In our research to outfit our Centennial Celebration Team with authentic 1910 uniforms and equipment, the question about buttons came up recently. The first Army-type uniform coats and shirts offered to the fledgling Boy Scouts of America came equipped with military style brass buttons with the letters "B. S. OF A." surrounding a British-style fleur de lis above a banner labeled "Be Prepared." Most buttons of the 1911-1920 period were stamped on the back with the Sigmund Eisner Company name, the same company in Red Bank, NJ that supplied the U.S. Army with its military uniforms. A few months later a more Americanized First Class Emblem design was substituted for the British version; by 1914, the letters B.S. OF A. were removed leaving just the Boy Scouts of America symbol every Scout is familiar with today.
Thus, button types are a handy indicator of age and authenticity of early Scout uniforms in collections of Scouting memorbilia and offered on eBay. But buying up enough antique buttons to outfit our Centennial Celebration Team's reproduction uniforms--each coat requires 5 3/4" buttons and 4 5/8" pocket buttons--could call for an economic stimulus package all on its own!
Googleing 'military button suppliers' produced several thousand hits which eventually led us to the Waterbury Button Company, a division of OGS Technologies Inc. in Chesire, CT. The Waterbury Button Company has been a major supplier of metal buttons for military, fire and police uniforms since before the Civil War, and if anyone had the brass to make our 1910-style Boy Scout buttons, they surely could do it. A timid call to their Customer Service Department revealed they could make stamping dies for any design we cared to submit but first they would check their die archives to see if they had made a similar Boy Scout item some time in the past.
A few days later, the Customer Service Department called again and said they had found the dies, in two sizes, that were used to make the original 1910 buttons!

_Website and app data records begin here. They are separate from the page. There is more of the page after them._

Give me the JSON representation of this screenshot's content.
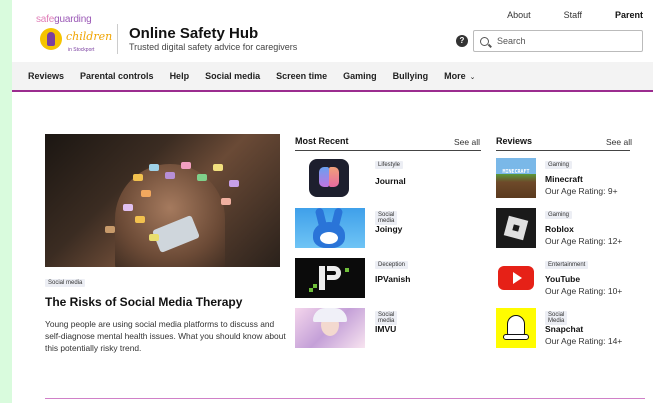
{
  "top_links": [
    "About",
    "Staff",
    "Parent"
  ],
  "logo": {
    "line1a": "safe",
    "line1b": "guarding",
    "script": "children",
    "small": "in Stockport"
  },
  "site": {
    "title": "Online Safety Hub",
    "subtitle": "Trusted digital safety advice for caregivers"
  },
  "search": {
    "placeholder": "Search",
    "help": "?"
  },
  "nav": [
    "Reviews",
    "Parental controls",
    "Help",
    "Social media",
    "Screen time",
    "Gaming",
    "Bullying",
    "More"
  ],
  "nav_more_chevron": "⌄",
  "feature": {
    "tag": "Social media",
    "title": "The Risks of Social Media Therapy",
    "description": "Young people are using social media platforms to discuss and self-diagnose mental health issues. What you should know about this potentially risky trend."
  },
  "most_recent": {
    "heading": "Most Recent",
    "see_all": "See all",
    "items": [
      {
        "tag": "Lifestyle",
        "title": "Journal",
        "icon": "journal-app-icon"
      },
      {
        "tag": "Social media",
        "title": "Joingy",
        "icon": "joingy-bunny-icon"
      },
      {
        "tag": "Deception",
        "title": "IPVanish",
        "icon": "ipvanish-icon"
      },
      {
        "tag": "Social media",
        "title": "IMVU",
        "icon": "imvu-avatar-icon"
      }
    ]
  },
  "reviews": {
    "heading": "Reviews",
    "see_all": "See all",
    "items": [
      {
        "tag": "Gaming",
        "title": "Minecraft",
        "rating": "Our Age Rating: 9+",
        "icon": "minecraft-icon",
        "thumb_text": "MINECRAFT"
      },
      {
        "tag": "Gaming",
        "title": "Roblox",
        "rating": "Our Age Rating: 12+",
        "icon": "roblox-icon"
      },
      {
        "tag": "Entertainment",
        "title": "YouTube",
        "rating": "Our Age Rating: 10+",
        "icon": "youtube-icon"
      },
      {
        "tag": "Social Media",
        "title": "Snapchat",
        "rating": "Our Age Rating: 14+",
        "icon": "snapchat-icon"
      }
    ]
  },
  "colors": {
    "accent": "#9b2c8f",
    "page_bg": "#d9fbdd",
    "youtube": "#e62117",
    "snapchat": "#fffc00"
  }
}
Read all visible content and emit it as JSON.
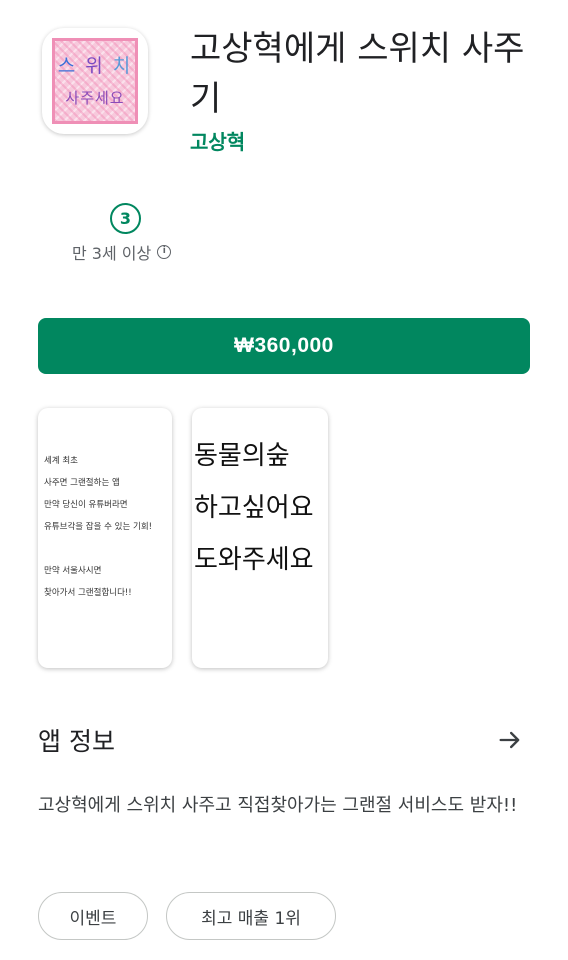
{
  "app": {
    "title": "고상혁에게 스위치 사주기",
    "developer": "고상혁",
    "icon": {
      "line1_chars": [
        "스",
        "위",
        "치"
      ],
      "line2": "사주세요",
      "colors": {
        "background": "#f7c9dc",
        "border": "#ef8fb6"
      }
    }
  },
  "rating": {
    "badge": "3",
    "label": "만 3세 이상",
    "info_icon": "info-icon"
  },
  "buy_button": {
    "label": "₩360,000",
    "color": "#01875f"
  },
  "screenshots": [
    {
      "lines": [
        "세계 최초",
        "사주면 그랜절하는 앱",
        "만약 당신이 유튜버라면",
        "유튜브각을 잡을 수 있는 기회!",
        "",
        "만약 서울사시면",
        "찾아가서 그랜절합니다!!"
      ]
    },
    {
      "lines": [
        "동물의숲",
        "하고싶어요",
        "도와주세요"
      ]
    }
  ],
  "about": {
    "title": "앱 정보",
    "arrow_icon": "arrow-right-icon",
    "description": "고상혁에게 스위치 사주고 직접찾아가는 그랜절 서비스도 받자!!"
  },
  "chips": [
    "이벤트",
    "최고 매출 1위"
  ],
  "accent_color": "#01875f"
}
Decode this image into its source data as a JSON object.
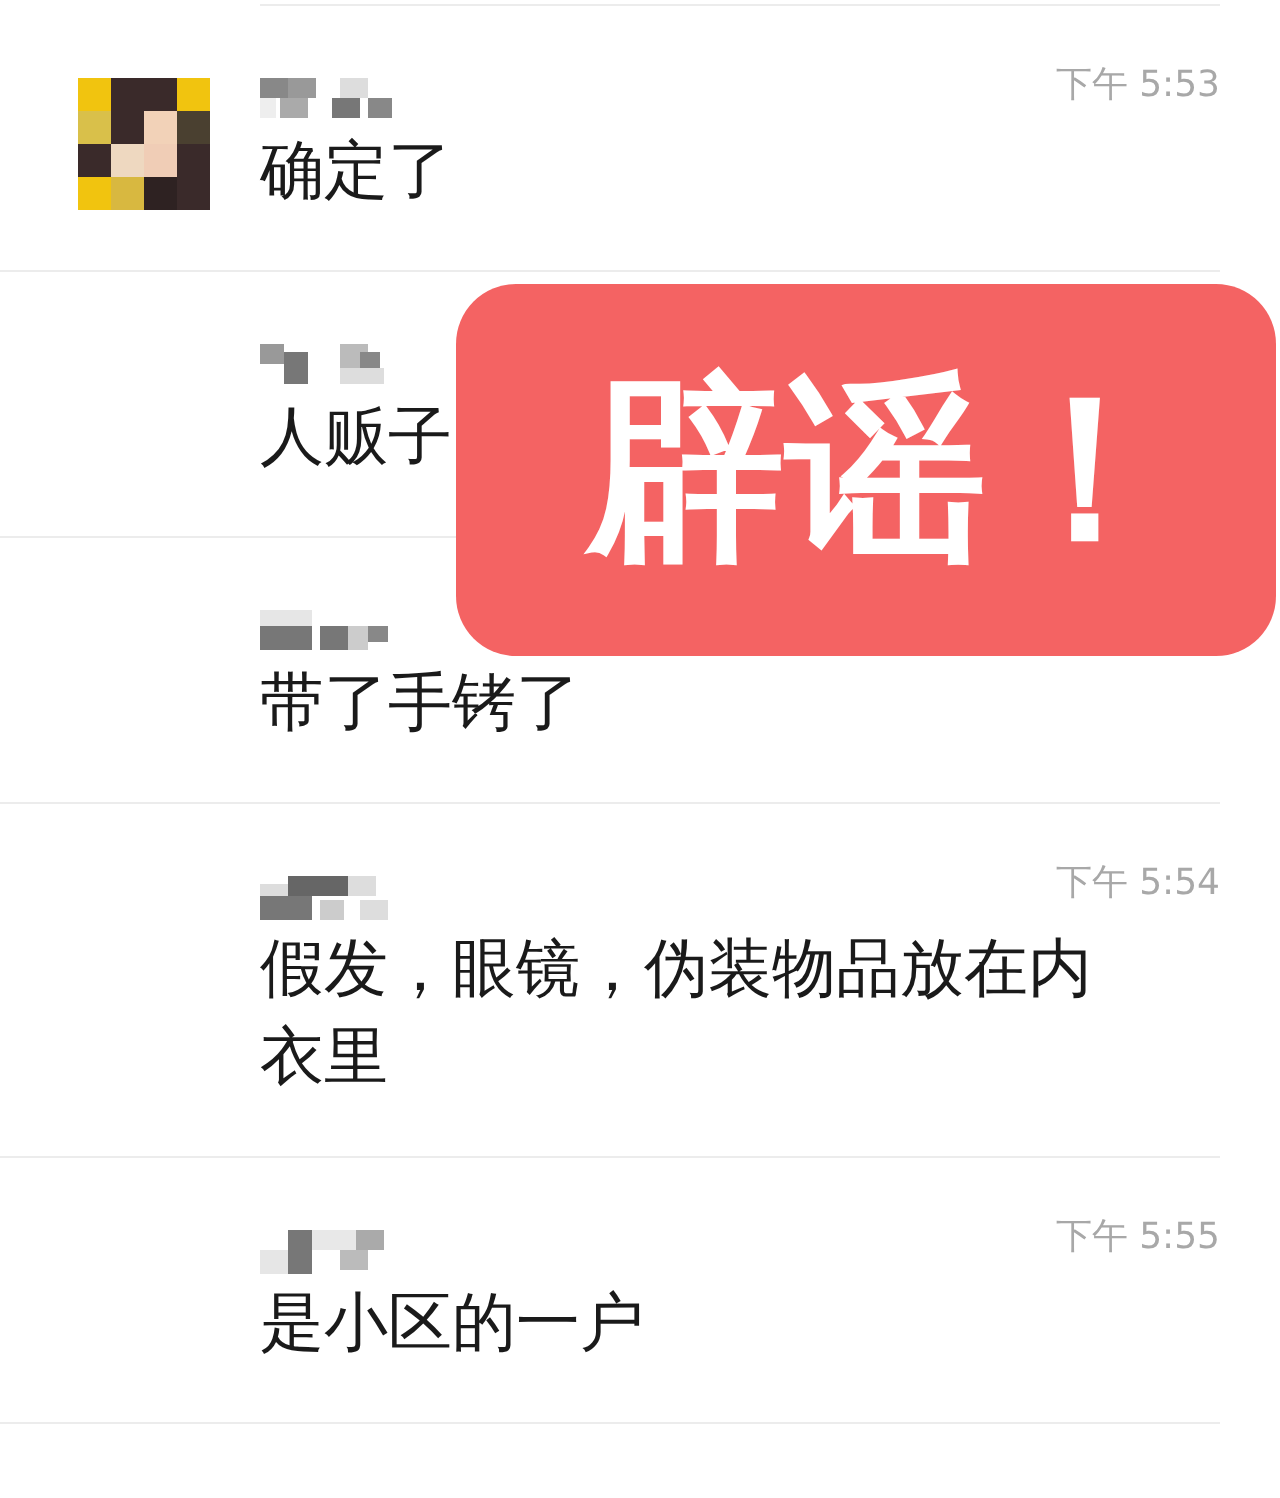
{
  "messages": [
    {
      "avatar": true,
      "time": "下午 5:53",
      "text": "确定了"
    },
    {
      "avatar": false,
      "text": "人贩子"
    },
    {
      "avatar": false,
      "text": "带了手铐了"
    },
    {
      "avatar": false,
      "time": "下午 5:54",
      "text": "假发，眼镜，伪装物品放在内衣里"
    },
    {
      "avatar": false,
      "time": "下午 5:55",
      "text": "是小区的一户"
    }
  ],
  "stamp": {
    "text": "辟谣！"
  }
}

All they needed from us was quantities and sizes and finishes desired and, after 99 years, they could begin production again!
As Paul Harvey was fond of saying at the end of his newscasts, "And that is the rest of the [button] story!